--- START ---

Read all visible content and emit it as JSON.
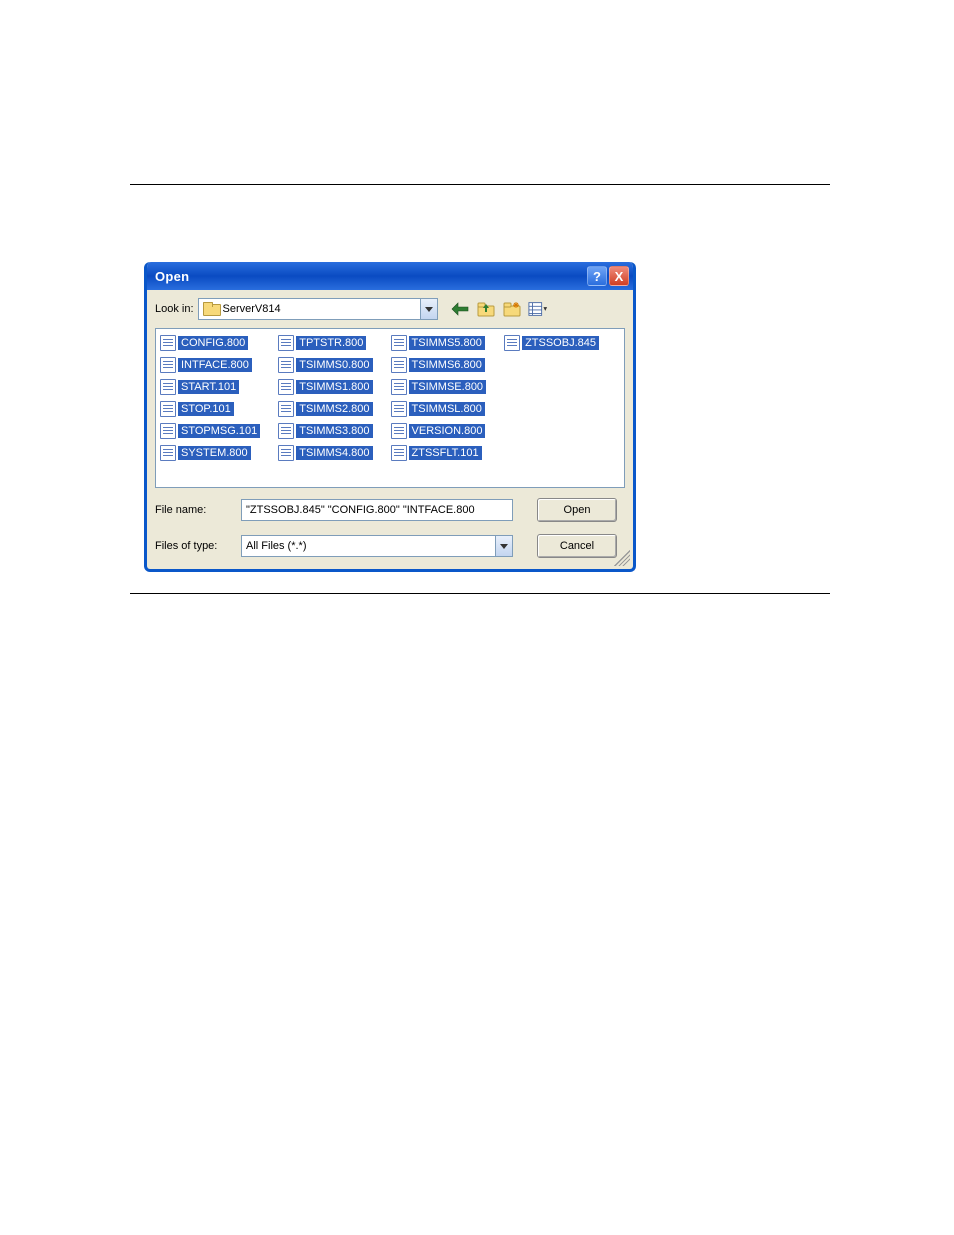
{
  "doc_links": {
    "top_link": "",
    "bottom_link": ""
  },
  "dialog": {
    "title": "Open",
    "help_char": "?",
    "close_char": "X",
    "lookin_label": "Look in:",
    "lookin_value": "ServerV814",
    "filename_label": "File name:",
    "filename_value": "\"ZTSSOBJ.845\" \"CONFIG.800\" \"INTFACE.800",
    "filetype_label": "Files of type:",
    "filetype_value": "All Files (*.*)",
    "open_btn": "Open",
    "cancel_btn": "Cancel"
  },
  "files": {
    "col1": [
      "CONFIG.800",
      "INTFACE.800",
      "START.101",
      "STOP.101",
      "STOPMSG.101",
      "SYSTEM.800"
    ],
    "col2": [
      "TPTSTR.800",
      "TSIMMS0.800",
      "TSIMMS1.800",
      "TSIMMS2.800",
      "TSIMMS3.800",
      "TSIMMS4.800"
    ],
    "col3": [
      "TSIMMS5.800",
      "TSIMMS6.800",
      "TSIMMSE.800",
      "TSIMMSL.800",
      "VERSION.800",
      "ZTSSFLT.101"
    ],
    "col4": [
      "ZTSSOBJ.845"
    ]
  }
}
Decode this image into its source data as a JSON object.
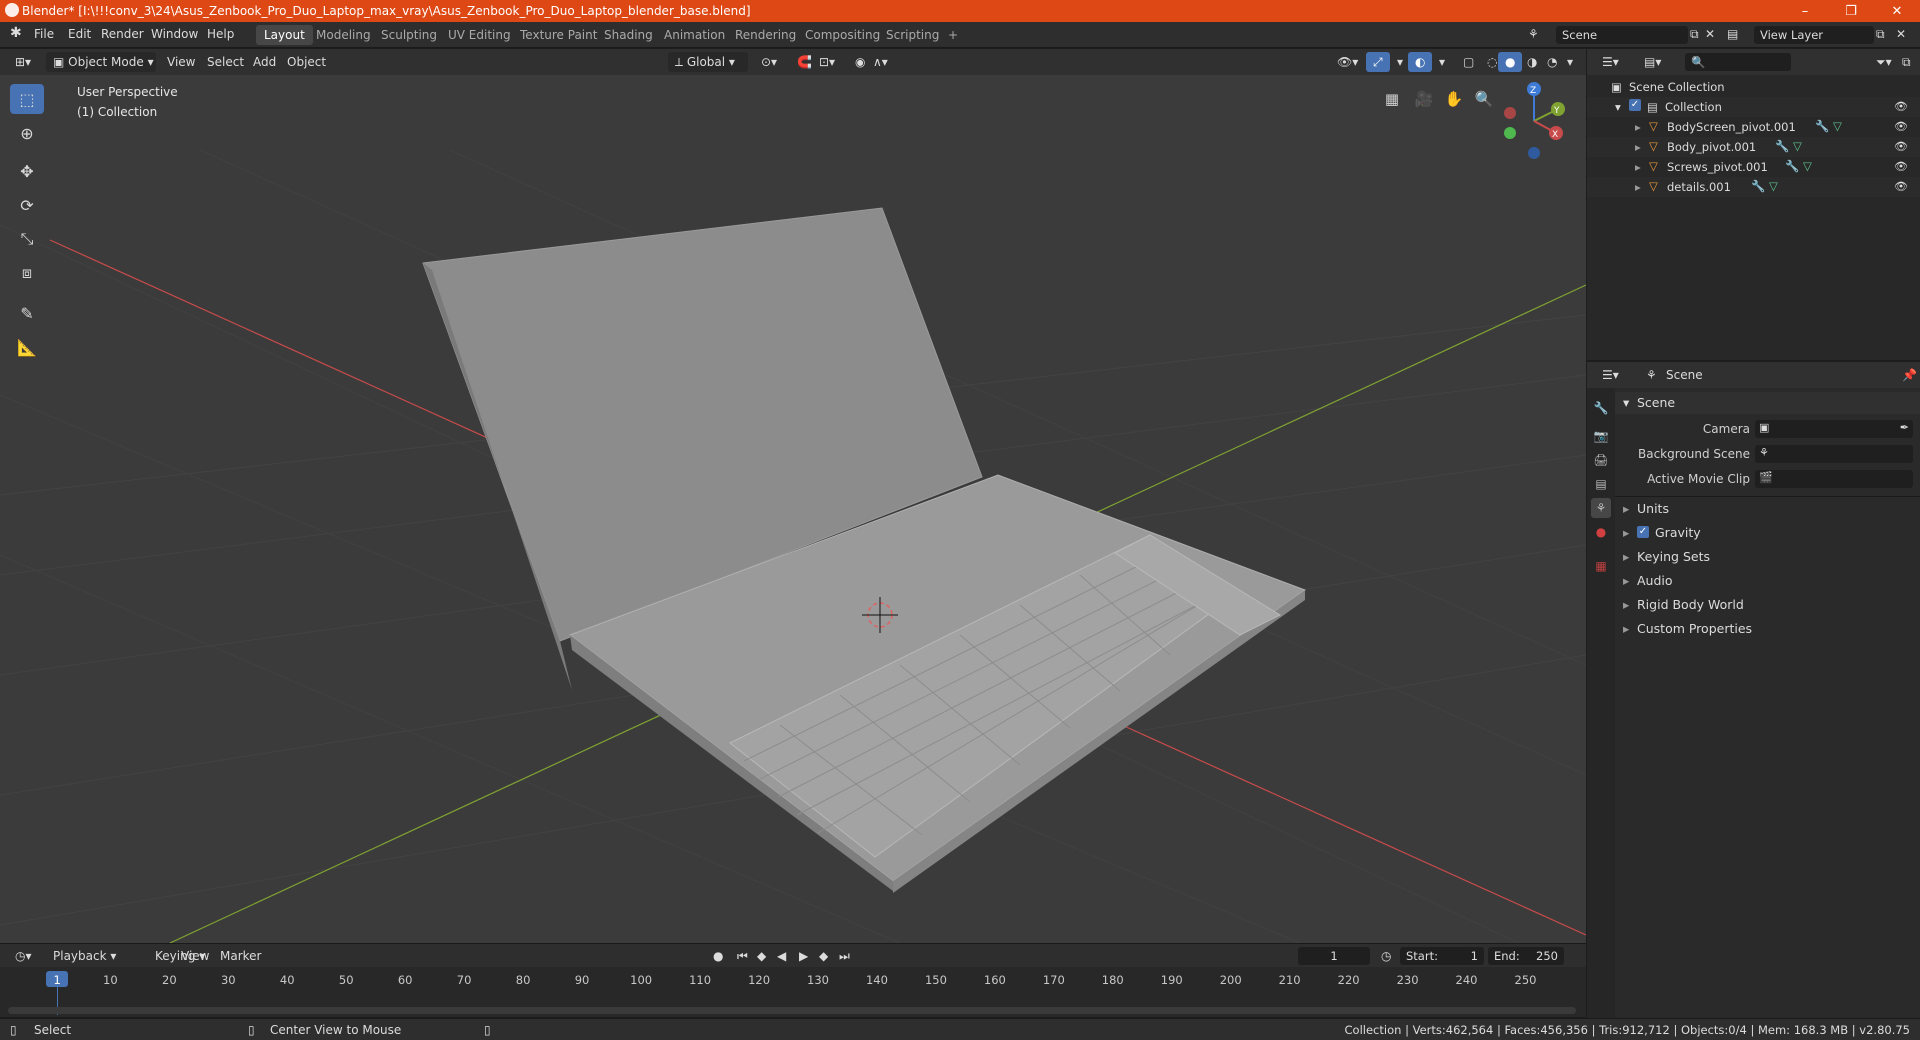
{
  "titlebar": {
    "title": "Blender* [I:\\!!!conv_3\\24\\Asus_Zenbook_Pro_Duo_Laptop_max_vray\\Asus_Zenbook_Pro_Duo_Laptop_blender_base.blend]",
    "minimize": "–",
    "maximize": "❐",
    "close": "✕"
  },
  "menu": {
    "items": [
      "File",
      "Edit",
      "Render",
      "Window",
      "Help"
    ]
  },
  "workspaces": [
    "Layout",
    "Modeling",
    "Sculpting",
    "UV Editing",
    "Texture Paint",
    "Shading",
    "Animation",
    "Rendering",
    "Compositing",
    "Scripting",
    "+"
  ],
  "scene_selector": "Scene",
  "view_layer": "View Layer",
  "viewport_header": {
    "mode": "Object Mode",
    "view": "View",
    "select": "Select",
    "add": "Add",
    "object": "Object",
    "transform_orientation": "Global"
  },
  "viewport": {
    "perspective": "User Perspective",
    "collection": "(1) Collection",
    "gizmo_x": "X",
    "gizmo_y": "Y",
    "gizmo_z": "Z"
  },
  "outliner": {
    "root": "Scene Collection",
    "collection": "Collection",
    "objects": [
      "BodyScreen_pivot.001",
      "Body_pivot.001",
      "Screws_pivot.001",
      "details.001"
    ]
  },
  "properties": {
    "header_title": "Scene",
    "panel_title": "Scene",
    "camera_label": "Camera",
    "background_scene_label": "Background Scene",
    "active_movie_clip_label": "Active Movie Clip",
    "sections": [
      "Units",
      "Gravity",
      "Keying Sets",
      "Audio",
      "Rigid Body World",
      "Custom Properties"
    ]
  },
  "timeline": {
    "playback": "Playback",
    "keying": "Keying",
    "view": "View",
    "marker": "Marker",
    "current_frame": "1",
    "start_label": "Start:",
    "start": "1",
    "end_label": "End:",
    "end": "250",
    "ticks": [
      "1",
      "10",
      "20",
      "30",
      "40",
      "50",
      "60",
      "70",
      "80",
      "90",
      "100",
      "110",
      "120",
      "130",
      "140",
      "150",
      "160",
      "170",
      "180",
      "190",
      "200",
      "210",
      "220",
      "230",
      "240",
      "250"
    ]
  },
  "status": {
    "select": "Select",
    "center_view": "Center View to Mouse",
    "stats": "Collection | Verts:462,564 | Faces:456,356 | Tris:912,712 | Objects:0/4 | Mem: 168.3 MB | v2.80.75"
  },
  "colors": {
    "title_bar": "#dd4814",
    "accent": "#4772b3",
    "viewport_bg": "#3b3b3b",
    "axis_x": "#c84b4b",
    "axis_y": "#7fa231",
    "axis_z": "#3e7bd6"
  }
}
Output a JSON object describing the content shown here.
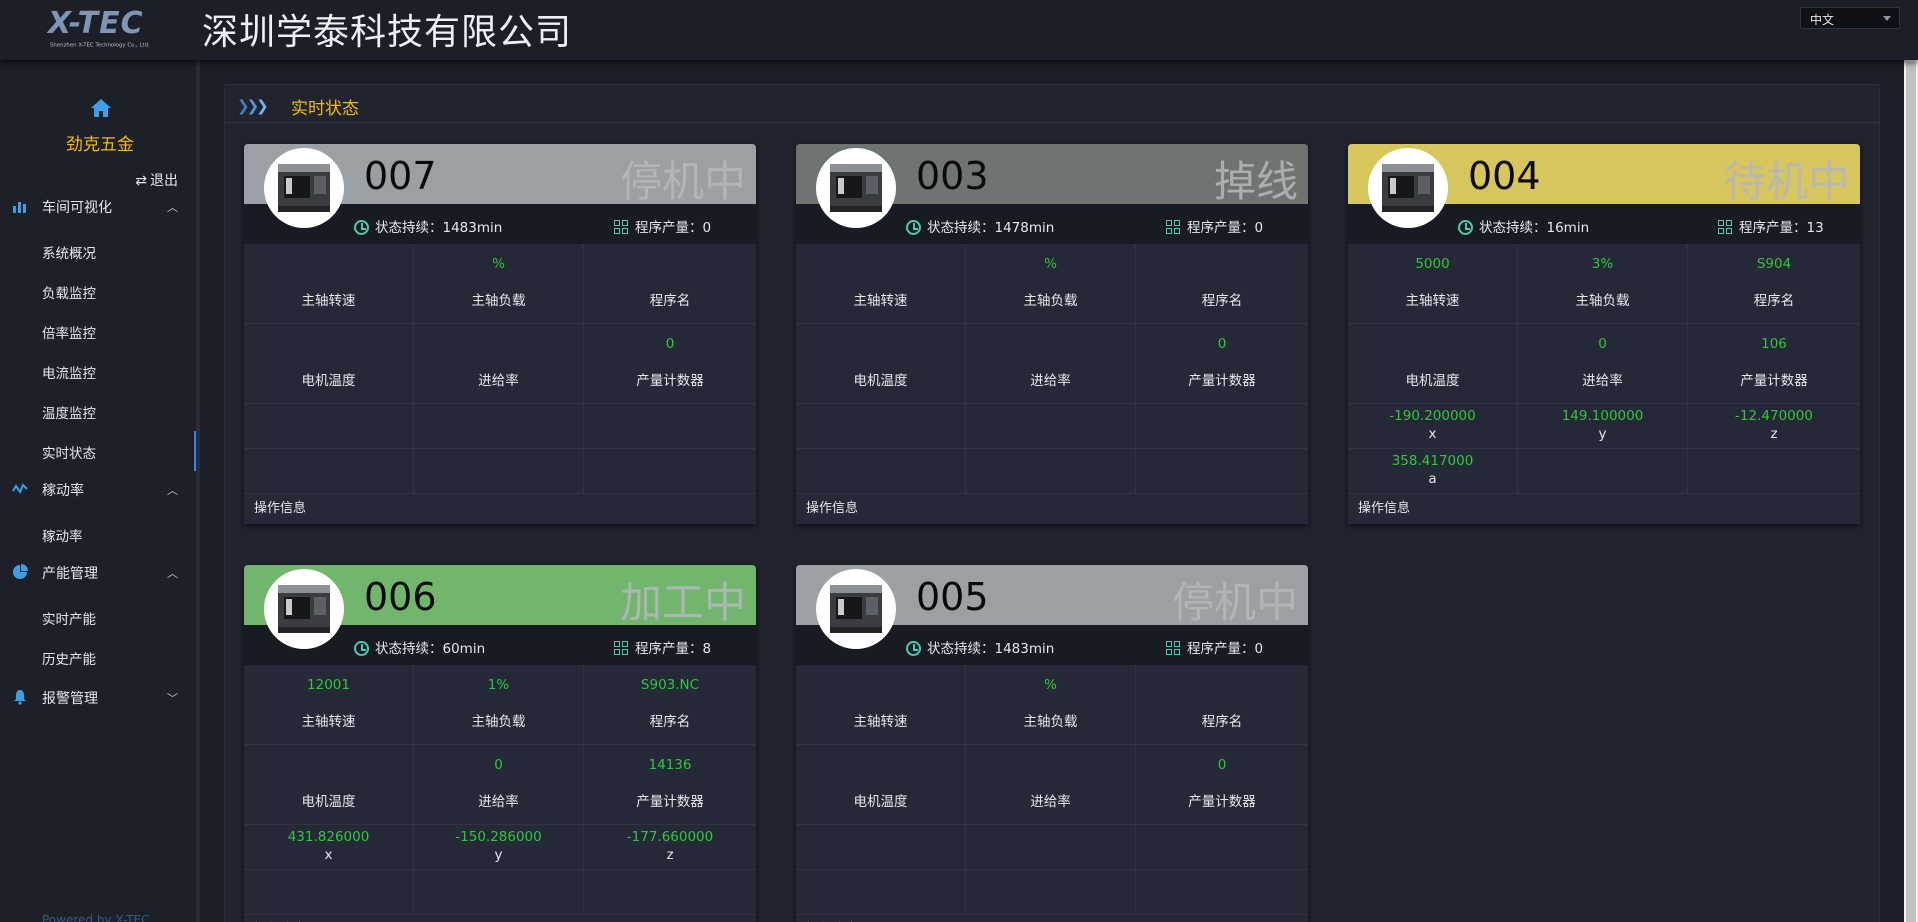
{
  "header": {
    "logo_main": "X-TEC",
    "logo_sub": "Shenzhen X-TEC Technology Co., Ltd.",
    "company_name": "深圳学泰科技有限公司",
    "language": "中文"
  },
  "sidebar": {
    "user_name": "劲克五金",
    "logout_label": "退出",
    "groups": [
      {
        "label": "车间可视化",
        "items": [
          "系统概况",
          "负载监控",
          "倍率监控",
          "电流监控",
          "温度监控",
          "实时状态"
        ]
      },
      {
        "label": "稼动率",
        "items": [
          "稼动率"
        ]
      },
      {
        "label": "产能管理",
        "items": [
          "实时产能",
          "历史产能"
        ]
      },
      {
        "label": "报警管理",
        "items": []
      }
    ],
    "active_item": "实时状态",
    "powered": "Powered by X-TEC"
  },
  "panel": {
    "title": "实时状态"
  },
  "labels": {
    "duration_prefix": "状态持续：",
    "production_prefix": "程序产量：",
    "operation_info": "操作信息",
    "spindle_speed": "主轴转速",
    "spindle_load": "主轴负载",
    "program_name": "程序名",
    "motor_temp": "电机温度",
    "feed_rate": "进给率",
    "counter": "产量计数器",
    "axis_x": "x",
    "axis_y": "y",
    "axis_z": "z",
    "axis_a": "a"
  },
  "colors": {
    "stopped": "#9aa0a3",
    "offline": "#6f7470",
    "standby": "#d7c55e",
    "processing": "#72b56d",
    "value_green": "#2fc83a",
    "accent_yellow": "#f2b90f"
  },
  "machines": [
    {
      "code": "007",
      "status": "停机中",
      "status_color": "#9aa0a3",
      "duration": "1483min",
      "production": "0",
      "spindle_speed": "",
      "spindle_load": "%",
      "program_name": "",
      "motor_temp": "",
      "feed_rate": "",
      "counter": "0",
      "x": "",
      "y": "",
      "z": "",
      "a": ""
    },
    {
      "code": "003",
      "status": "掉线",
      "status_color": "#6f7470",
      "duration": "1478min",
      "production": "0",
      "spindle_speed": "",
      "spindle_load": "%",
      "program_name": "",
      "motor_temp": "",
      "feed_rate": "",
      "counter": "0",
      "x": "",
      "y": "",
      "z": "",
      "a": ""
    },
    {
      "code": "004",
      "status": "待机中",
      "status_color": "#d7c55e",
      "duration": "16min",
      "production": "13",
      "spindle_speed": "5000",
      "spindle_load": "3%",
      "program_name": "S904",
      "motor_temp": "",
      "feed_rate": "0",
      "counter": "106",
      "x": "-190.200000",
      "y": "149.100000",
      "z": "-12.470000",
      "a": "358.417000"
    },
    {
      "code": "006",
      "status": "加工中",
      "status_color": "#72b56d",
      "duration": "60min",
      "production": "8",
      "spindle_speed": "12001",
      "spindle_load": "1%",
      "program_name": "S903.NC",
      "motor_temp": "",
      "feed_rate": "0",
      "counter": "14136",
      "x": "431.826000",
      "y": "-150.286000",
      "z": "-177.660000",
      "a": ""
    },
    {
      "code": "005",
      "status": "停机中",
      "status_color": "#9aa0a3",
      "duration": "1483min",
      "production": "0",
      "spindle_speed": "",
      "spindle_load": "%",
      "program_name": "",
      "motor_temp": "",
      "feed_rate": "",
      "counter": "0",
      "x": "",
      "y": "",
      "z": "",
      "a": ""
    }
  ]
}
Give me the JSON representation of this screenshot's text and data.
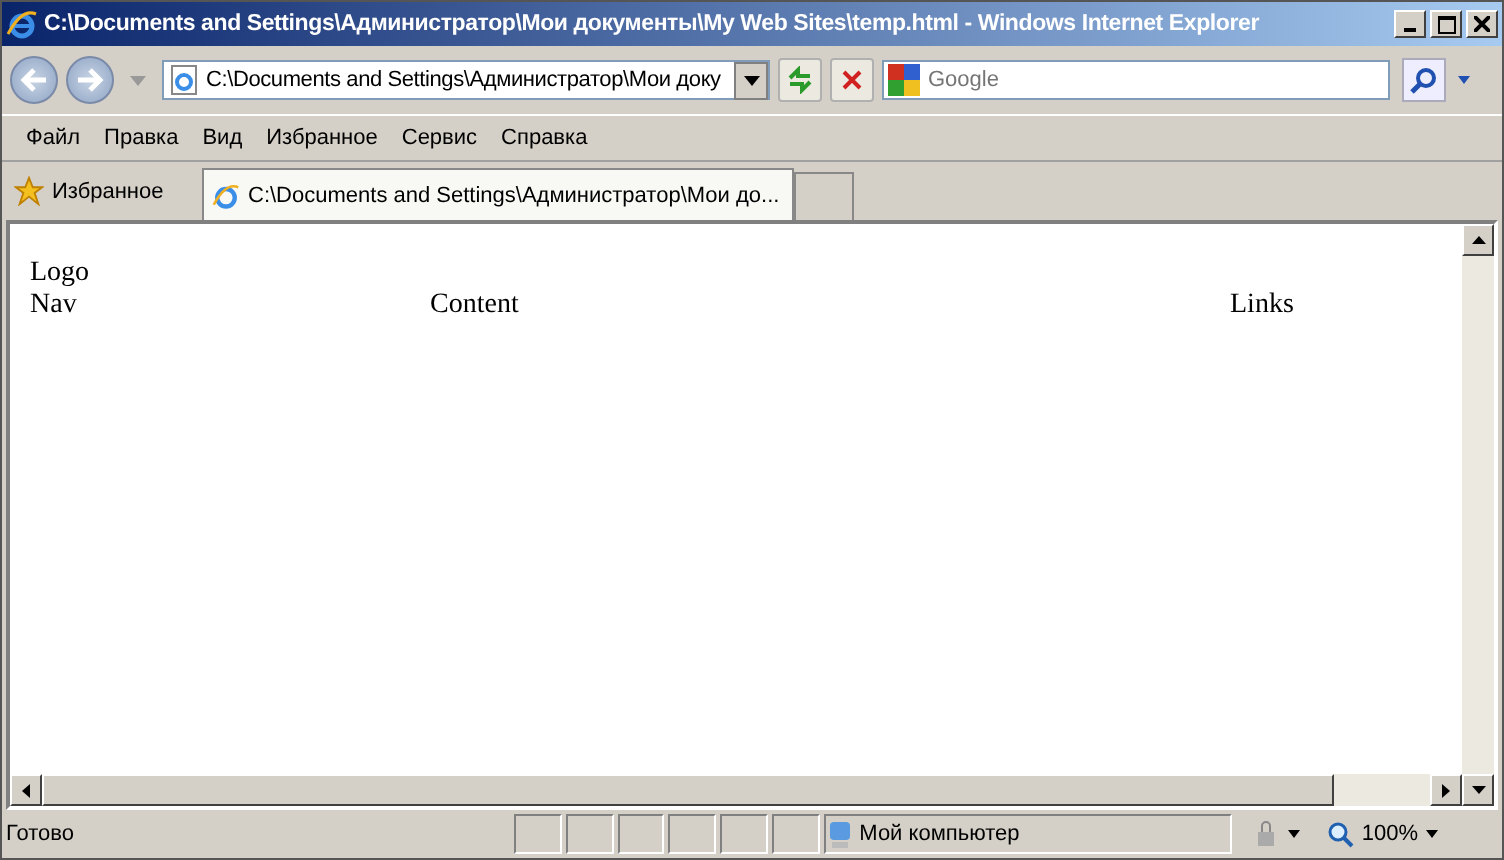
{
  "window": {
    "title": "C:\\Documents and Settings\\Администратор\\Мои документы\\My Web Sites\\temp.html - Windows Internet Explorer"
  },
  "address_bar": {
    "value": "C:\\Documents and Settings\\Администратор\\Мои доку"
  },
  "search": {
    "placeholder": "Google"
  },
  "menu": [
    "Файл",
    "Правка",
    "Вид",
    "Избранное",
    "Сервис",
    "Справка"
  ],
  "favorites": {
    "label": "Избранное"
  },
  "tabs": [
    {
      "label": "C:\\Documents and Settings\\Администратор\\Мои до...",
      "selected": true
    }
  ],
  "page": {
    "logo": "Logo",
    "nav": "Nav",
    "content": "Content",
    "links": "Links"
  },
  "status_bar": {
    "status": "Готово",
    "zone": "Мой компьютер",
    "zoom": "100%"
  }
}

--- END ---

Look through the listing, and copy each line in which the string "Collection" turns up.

    "collection": "(1) Collection",
    "root": "Scene Collection",
    "collection": "Collection",
    "stats": "Collection | Verts:462,564 | Faces:456,356 | Tris:912,712 | Objects:0/4 | Mem: 168.3 MB | v2.80.75"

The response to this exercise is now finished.